(Website and app data records)
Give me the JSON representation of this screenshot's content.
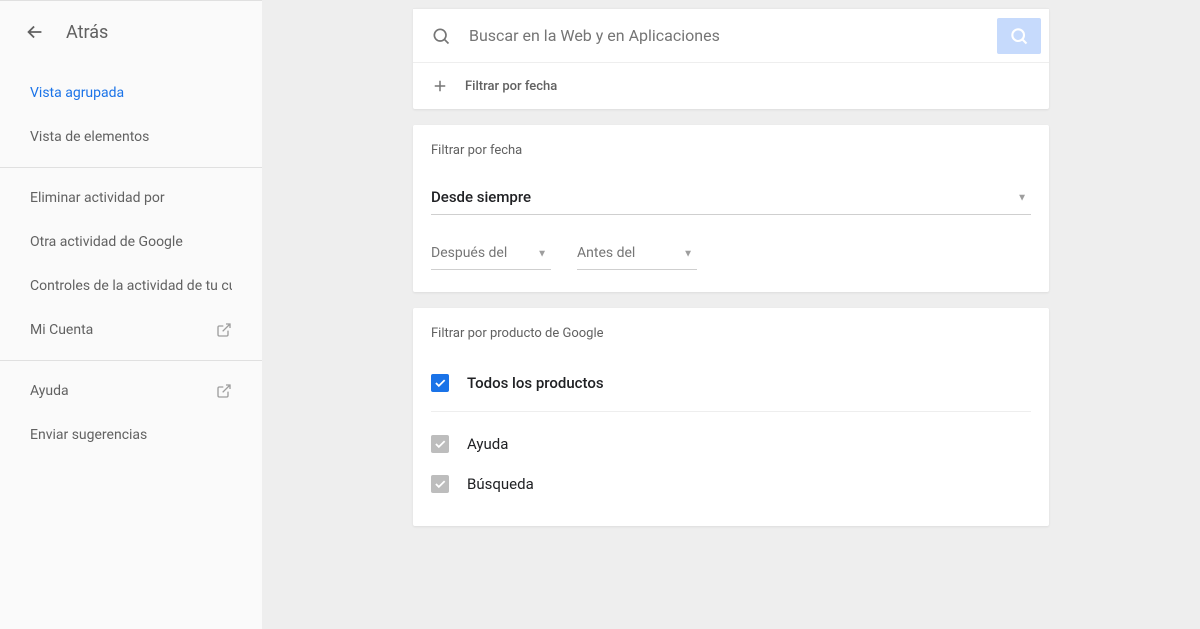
{
  "sidebar": {
    "back_label": "Atrás",
    "section1": [
      {
        "label": "Vista agrupada",
        "active": true
      },
      {
        "label": "Vista de elementos",
        "active": false
      }
    ],
    "section2": [
      {
        "label": "Eliminar actividad por",
        "ext": false
      },
      {
        "label": "Otra actividad de Google",
        "ext": false
      },
      {
        "label": "Controles de la actividad de tu cuenta",
        "ext": false
      },
      {
        "label": "Mi Cuenta",
        "ext": true
      }
    ],
    "section3": [
      {
        "label": "Ayuda",
        "ext": true
      },
      {
        "label": "Enviar sugerencias",
        "ext": false
      }
    ]
  },
  "search": {
    "placeholder": "Buscar en la Web y en Aplicaciones",
    "filter_label": "Filtrar por fecha"
  },
  "date_card": {
    "title": "Filtrar por fecha",
    "range_label": "Desde siempre",
    "after_label": "Después del",
    "before_label": "Antes del"
  },
  "product_card": {
    "title": "Filtrar por producto de Google",
    "all_label": "Todos los productos",
    "items": [
      {
        "label": "Ayuda"
      },
      {
        "label": "Búsqueda"
      }
    ]
  }
}
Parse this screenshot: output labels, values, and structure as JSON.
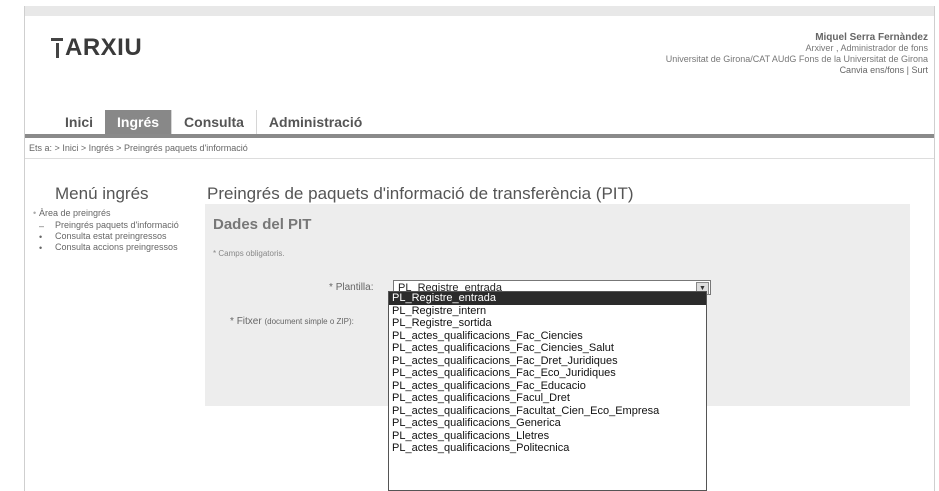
{
  "header": {
    "logo_text": "ARXIU",
    "user_name": "Miquel Serra Fernàndez",
    "user_role": "Arxiver , Administrador de fons",
    "institution": "Universitat de Girona/CAT AUdG Fons de la Universitat de Girona",
    "link_change_fons": "Canvia ens/fons",
    "separator": "|",
    "link_logout": "Surt"
  },
  "tabs": [
    {
      "label": "Inici",
      "active": false
    },
    {
      "label": "Ingrés",
      "active": true
    },
    {
      "label": "Consulta",
      "active": false
    },
    {
      "label": "Administració",
      "active": false
    }
  ],
  "breadcrumb": {
    "prefix": "Ets a:",
    "items": [
      "Inici",
      "Ingrés",
      "Preingrés paquets d'informació"
    ],
    "separator": ">"
  },
  "sidebar": {
    "title": "Menú ingrés",
    "section": "Àrea de preingrés",
    "items": [
      "Preingrés paquets d'informació",
      "Consulta estat preingressos",
      "Consulta accions preingressos"
    ]
  },
  "main": {
    "title": "Preingrés de paquets d'informació de transferència (PIT)",
    "panel_title": "Dades del PIT",
    "required_note": "Camps obligatoris.",
    "plantilla_label": "Plantilla:",
    "fitxer_label": "Fitxer",
    "fitxer_hint": "(document simple o ZIP):",
    "plantilla_value": "PL_Registre_entrada",
    "asterisk": "*"
  },
  "dropdown_options": [
    "PL_Registre_entrada",
    "PL_Registre_intern",
    "PL_Registre_sortida",
    "PL_actes_qualificacions_Fac_Ciencies",
    "PL_actes_qualificacions_Fac_Ciencies_Salut",
    "PL_actes_qualificacions_Fac_Dret_Juridiques",
    "PL_actes_qualificacions_Fac_Eco_Juridiques",
    "PL_actes_qualificacions_Fac_Educacio",
    "PL_actes_qualificacions_Facul_Dret",
    "PL_actes_qualificacions_Facultat_Cien_Eco_Empresa",
    "PL_actes_qualificacions_Generica",
    "PL_actes_qualificacions_Lletres",
    "PL_actes_qualificacions_Politecnica"
  ],
  "selected_option_index": 0,
  "icons": {
    "dropdown_arrow": "chevron-down-icon"
  }
}
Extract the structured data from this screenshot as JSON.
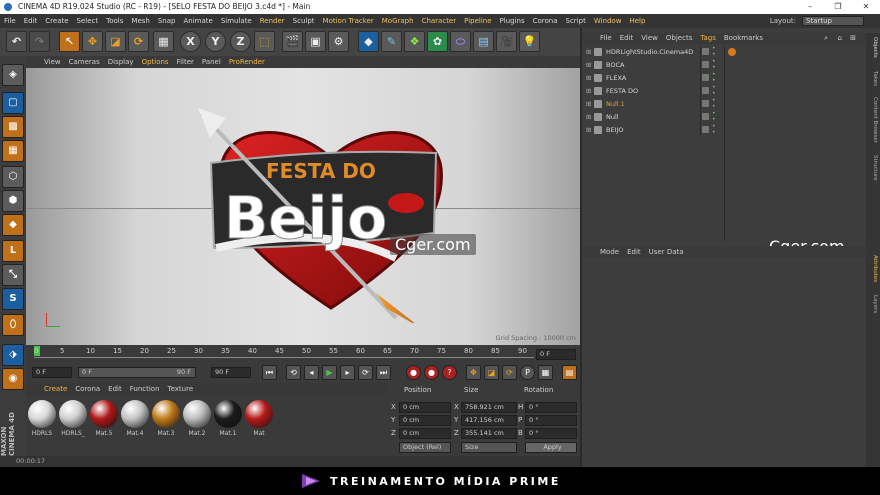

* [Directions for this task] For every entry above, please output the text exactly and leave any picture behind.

* [Answer box]
Give me the JSON representation of this screenshot's content.
{
  "sidebar": {
    "back_label": "Atrás",
    "section1": [
      {
        "label": "Vista agrupada",
        "active": true
      },
      {
        "label": "Vista de elementos",
        "active": false
      }
    ],
    "section2": [
      {
        "label": "Eliminar actividad por",
        "ext": false
      },
      {
        "label": "Otra actividad de Google",
        "ext": false
      },
      {
        "label": "Controles de la actividad de tu cuenta",
        "ext": false
      },
      {
        "label": "Mi Cuenta",
        "ext": true
      }
    ],
    "section3": [
      {
        "label": "Ayuda",
        "ext": true
      },
      {
        "label": "Enviar sugerencias",
        "ext": false
      }
    ]
  },
  "search": {
    "placeholder": "Buscar en la Web y en Aplicaciones",
    "filter_label": "Filtrar por fecha"
  },
  "date_card": {
    "title": "Filtrar por fecha",
    "range_label": "Desde siempre",
    "after_label": "Después del",
    "before_label": "Antes del"
  },
  "product_card": {
    "title": "Filtrar por producto de Google",
    "all_label": "Todos los productos",
    "items": [
      {
        "label": "Ayuda"
      },
      {
        "label": "Búsqueda"
      }
    ]
  }
}
Parse this screenshot: output labels, values, and structure as JSON.
{
  "header": {
    "logo_text": "ARXIU",
    "user_name": "Miquel Serra Fernàndez",
    "user_role": "Arxiver , Administrador de fons",
    "institution": "Universitat de Girona/CAT AUdG Fons de la Universitat de Girona",
    "link_change_fons": "Canvia ens/fons",
    "separator": "|",
    "link_logout": "Surt"
  },
  "tabs": [
    {
      "label": "Inici",
      "active": false
    },
    {
      "label": "Ingrés",
      "active": true
    },
    {
      "label": "Consulta",
      "active": false
    },
    {
      "label": "Administració",
      "active": false
    }
  ],
  "breadcrumb": {
    "prefix": "Ets a:",
    "items": [
      "Inici",
      "Ingrés",
      "Preingrés paquets d'informació"
    ],
    "separator": ">"
  },
  "sidebar": {
    "title": "Menú ingrés",
    "section": "Àrea de preingrés",
    "items": [
      "Preingrés paquets d'informació",
      "Consulta estat preingressos",
      "Consulta accions preingressos"
    ]
  },
  "main": {
    "title": "Preingrés de paquets d'informació de transferència (PIT)",
    "panel_title": "Dades del PIT",
    "required_note": "Camps obligatoris.",
    "plantilla_label": "Plantilla:",
    "fitxer_label": "Fitxer",
    "fitxer_hint": "(document simple o ZIP):",
    "plantilla_value": "PL_Registre_entrada",
    "asterisk": "*"
  },
  "dropdown_options": [
    "PL_Registre_entrada",
    "PL_Registre_intern",
    "PL_Registre_sortida",
    "PL_actes_qualificacions_Fac_Ciencies",
    "PL_actes_qualificacions_Fac_Ciencies_Salut",
    "PL_actes_qualificacions_Fac_Dret_Juridiques",
    "PL_actes_qualificacions_Fac_Eco_Juridiques",
    "PL_actes_qualificacions_Fac_Educacio",
    "PL_actes_qualificacions_Facul_Dret",
    "PL_actes_qualificacions_Facultat_Cien_Eco_Empresa",
    "PL_actes_qualificacions_Generica",
    "PL_actes_qualificacions_Lletres",
    "PL_actes_qualificacions_Politecnica"
  ],
  "selected_option_index": 0,
  "icons": {
    "dropdown_arrow": "chevron-down-icon"
  }
}
Extract the structured data from this screenshot as JSON.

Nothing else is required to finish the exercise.